'If it has got four legs and it is not a chair, if it has got two wings and it flies but is not an aeroplane, and if it swims and it is not a submarine, the Cantonese will eat it.' To a meeting of the World Wildlife Fund in 1986.
'If you stay here much longer, you will go home with slitty eyes.' To a British student on a visit to China in 1986.
ON MULTI-CULTURAL BRITAIN
'There's a lot of your family in tonight.' After noticing business leader Atul Patel's name badge during a Buckingham Palace reception for 400 influential British Indians in 2009.
'So who's on drugs here He looks as if he's on drugs.' To a 14-year-old member of a Bangladeshi youth club in 2002.
'Are you all one family' Said to mixed-race dance troupe Diversity at the 2009 Royal Variety Performance.
Speaking about his daughter, Princess Anne, Prince Philip said: 'If it doesn't fart or eat hay, she isn't interested'
'British women can't cook.' Endearing himself to the Scottish Women's Institute in 1961.
'Ah, so this is feminist corner then.' To a group of female Labour MPs at a Buckingham Palace drinks party in 2000.
'You are a woman, aren't you' To a Kenyan woman in 1984, after accepting a state gift.
'If it doesn't fart or eat hay, she isn't interested.' On his daughter, Princess Anne.
'When a man opens the car door for his wife, it's either a new car or a new wife.'
'What do you gargle with — pebbles' To Tom Jones, after the Royal Variety Performance, 1969. He later added: 'It is very difficult at all to see how it is possible to become immensely valuable by singing what I think are the most hideous songs.'
'Oh, it's you that owns that ghastly car, is it We often see it when driving to Windsor Castle.' To near-neighbour Elton John after hearing that he had sold his Watford FC-themed Aston Martin in 2001.
'I wish he'd turn the microphone off!' During Elton John's performance at the 73rd Royal Variety Show in 2001.
ON FOOD & DRINK
'Get me a beer.
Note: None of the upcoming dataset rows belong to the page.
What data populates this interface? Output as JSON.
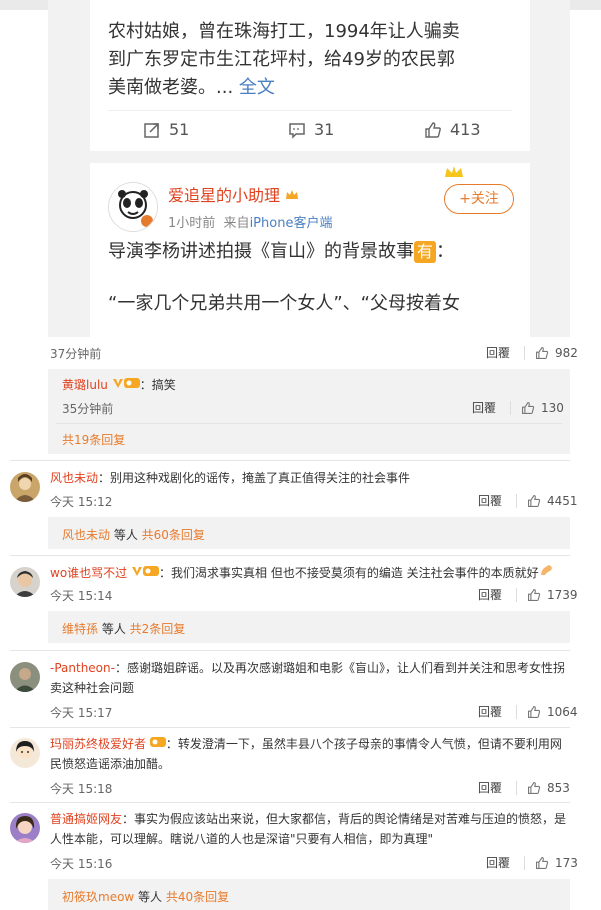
{
  "embed": {
    "lines": [
      "农村姑娘，曾在珠海打工，1994年让人骗卖",
      "到广东罗定市生江花坪村，给49岁的农民郭",
      "美南做老婆。... "
    ],
    "full_text_link": "全文",
    "actions": {
      "repost": "51",
      "comment": "31",
      "like": "413"
    },
    "author": {
      "name": "爱追星的小助理",
      "time": "1小时前",
      "source_prefix": "来自",
      "source": "iPhone客户端",
      "follow": "+关注"
    },
    "post_line1_pre": "导演李杨讲述拍摄《盲山》的背景故事",
    "post_line1_badge": "有",
    "post_line1_post": "：",
    "post_line2": "“一家几个兄弟共用一个女人”、“父母按着女"
  },
  "first_meta": {
    "time": "37分钟前",
    "reply": "回覆",
    "likes": "982"
  },
  "sub_comment": {
    "name": "黄璐lulu",
    "text": "：搞笑",
    "time": "35分钟前",
    "reply": "回覆",
    "likes": "130"
  },
  "sub_reply_count": "共19条回复",
  "comments": [
    {
      "name": "风也未动",
      "text": "：别用这种戏剧化的谣传，掩盖了真正值得关注的社会事件",
      "text2": "",
      "time": "今天 15:12",
      "reply": "回覆",
      "likes": "4451",
      "replies_user": "风也未动",
      "replies_mid": " 等人 ",
      "replies_count": "共60条回复"
    },
    {
      "name": "wo谁也骂不过",
      "text": "：我们渴求事实真相 但也不接受莫须有的编造 关注社会事件的本质就好",
      "text2": "",
      "time": "今天 15:14",
      "reply": "回覆",
      "likes": "1739",
      "replies_user": "维特孫",
      "replies_mid": " 等人 ",
      "replies_count": "共2条回复"
    },
    {
      "name": "-Pantheon-",
      "text": "：感谢璐姐辟谣。以及再次感谢璐姐和电影《盲山》，让人们看到并关注和思考女性拐",
      "text2": "卖这种社会问题",
      "time": "今天 15:17",
      "reply": "回覆",
      "likes": "1064"
    },
    {
      "name": "玛丽苏终极爱好者",
      "text": "：转发澄清一下，虽然丰县八个孩子母亲的事情令人气愤，但请不要利用网",
      "text2": "民愤怒造谣添油加醋。",
      "time": "今天 15:18",
      "reply": "回覆",
      "likes": "853"
    },
    {
      "name": "普通搞姬网友",
      "text": "：事实为假应该站出来说，但大家都信，背后的舆论情绪是对苦难与压迫的愤怒，是",
      "text2": "人性本能，可以理解。瞎说八道的人也是深谙\"只要有人相信，即为真理\"",
      "time": "今天 15:16",
      "reply": "回覆",
      "likes": "173",
      "replies_user": "初筱玖meow",
      "replies_mid": " 等人 ",
      "replies_count": "共40条回复"
    }
  ],
  "colors": {
    "username": "#e0421f",
    "orange": "#e77b2d",
    "link": "#4a7fc1"
  }
}
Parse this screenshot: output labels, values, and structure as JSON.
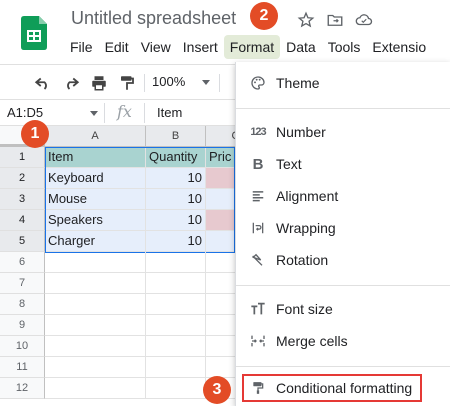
{
  "app": {
    "title": "Untitled spreadsheet"
  },
  "menubar": {
    "items": [
      "File",
      "Edit",
      "View",
      "Insert",
      "Format",
      "Data",
      "Tools",
      "Extensio"
    ]
  },
  "toolbar": {
    "zoom": "100%"
  },
  "formula_bar": {
    "name_box": "A1:D5",
    "fx": "fx",
    "content": "Item"
  },
  "grid": {
    "columns": [
      "A",
      "B",
      "C"
    ],
    "rows": [
      "1",
      "2",
      "3",
      "4",
      "5",
      "6",
      "7",
      "8",
      "9",
      "10",
      "11",
      "12"
    ],
    "cells": [
      [
        "Item",
        "Quantity",
        "Pric"
      ],
      [
        "Keyboard",
        "10",
        "$"
      ],
      [
        "Mouse",
        "10",
        ""
      ],
      [
        "Speakers",
        "10",
        "$"
      ],
      [
        "Charger",
        "10",
        ""
      ]
    ]
  },
  "format_menu": {
    "theme": "Theme",
    "number": "Number",
    "text": "Text",
    "alignment": "Alignment",
    "wrapping": "Wrapping",
    "rotation": "Rotation",
    "font_size": "Font size",
    "merge_cells": "Merge cells",
    "conditional_formatting": "Conditional formatting"
  },
  "callouts": [
    "1",
    "2",
    "3"
  ],
  "colors": {
    "header_fill": "#a9d3d0",
    "band_fill": "#e6eefb",
    "pink_fill": "#e7c9cf",
    "callout": "#e34c26",
    "highlight_border": "#e53935",
    "active_menu": "#e3ebd8"
  }
}
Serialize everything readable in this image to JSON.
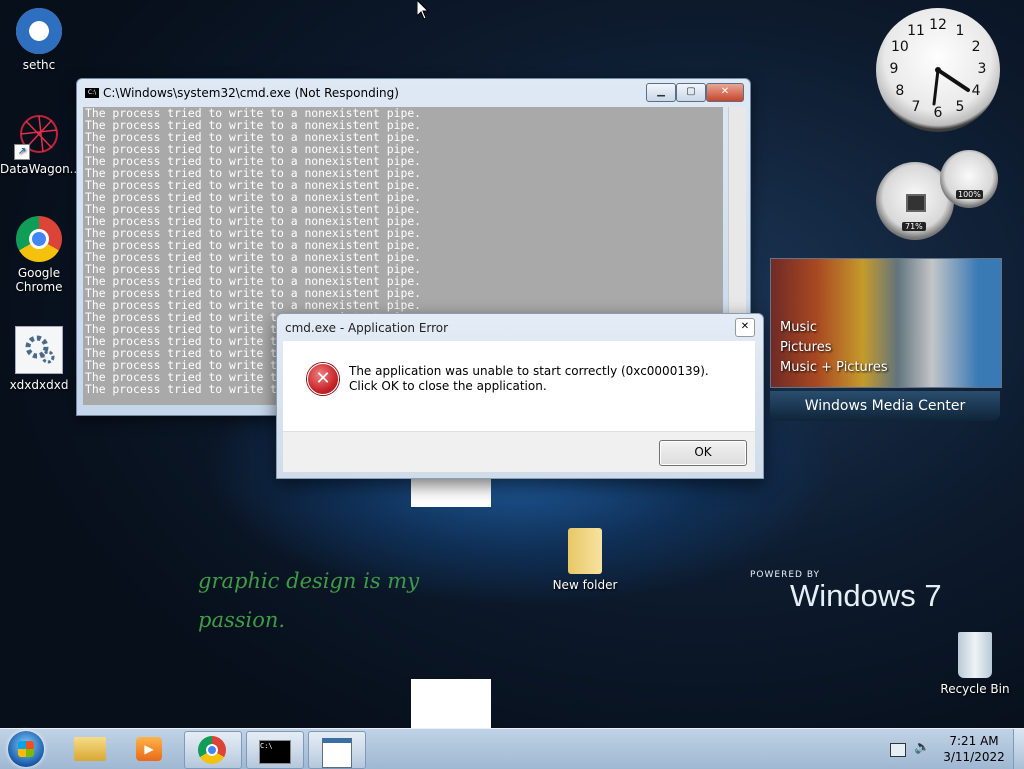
{
  "desktop": {
    "icons": [
      {
        "label": "sethc"
      },
      {
        "label": "DataWagon..."
      },
      {
        "label": "Google Chrome"
      },
      {
        "label": "xdxdxdxd"
      },
      {
        "label": "New folder"
      },
      {
        "label": "Recycle Bin"
      }
    ],
    "wallpaper_text": {
      "line1": "graphic design is my",
      "line2": "passion."
    },
    "branding": {
      "powered_by": "POWERED BY",
      "windows": "Windows 7"
    }
  },
  "cmd_window": {
    "title": "C:\\Windows\\system32\\cmd.exe (Not Responding)",
    "icon_text": "C:\\",
    "line_text": "The process tried to write to a nonexistent pipe.",
    "line_count": 24
  },
  "error_dialog": {
    "title": "cmd.exe - Application Error",
    "message": "The application was unable to start correctly (0xc0000139). Click OK to close the application.",
    "ok_label": "OK"
  },
  "gadgets": {
    "clock": {
      "numbers": [
        "12",
        "1",
        "2",
        "3",
        "4",
        "5",
        "6",
        "7",
        "8",
        "9",
        "10",
        "11"
      ]
    },
    "cpu_meter": {
      "cpu_percent": "71%",
      "memory_percent": "100%"
    },
    "media_center": {
      "menu": [
        "Music",
        "Pictures",
        "Music + Pictures"
      ],
      "title": "Windows Media Center"
    }
  },
  "taskbar": {
    "time": "7:21 AM",
    "date": "3/11/2022"
  },
  "colors": {
    "wallpaper_text": "#3f9b47",
    "taskbar": "#b3c8de",
    "error_red": "#c8262a"
  }
}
I don't care what kind it is, just get me a beer!' On being offered fine Italian wines by Prime Minister Giuliano Amato at a dinner in Rome in 2000.
'Don't feed your rabbits pawpaw fruit — it acts as a contraceptive. Then again, it might not work on rabbits.' To a Caribbean rabbit breeder in Anguilla in 1994.
ON CLASS & MONEY
'People think there's a rigid class system here, but dukes have been known to marry chorus girls. Some have even married Americans.' In 2000.
'If you travel as much as we do, you appreciate the improvements in aircraft design of less noise and more comfort, provided you don't travel in something called economy class, which sounds ghastly.' To the Aircraft Research Association in 2002.
'All money nowadays seems to be produced with a natural homing instinct for the Treasury.' Lamenting the rate of British tax in 1963.
'We go into the red next year. I shall probably have to give up polo.' On the Royal Family's finances in 1969.
'Everybody was saying we must have more leisure. Now they are complaining they are unemployed.' Said at the height of the recession in 1981.
ON ART & FASHION
'You didn't design your beard too well, did you You really must try better with your beard.' To a young fashion designer at Buckingham Palace in 2009.
'It looks like the kind of thing my daughter would bring back from her school art lessons.' On seeing an exhibition of 'primitive' Ethiopian art in 1965.
ON THE PRESS
'You have mosquitos. I have the Press.' To the matron of a hospital in the Caribbean.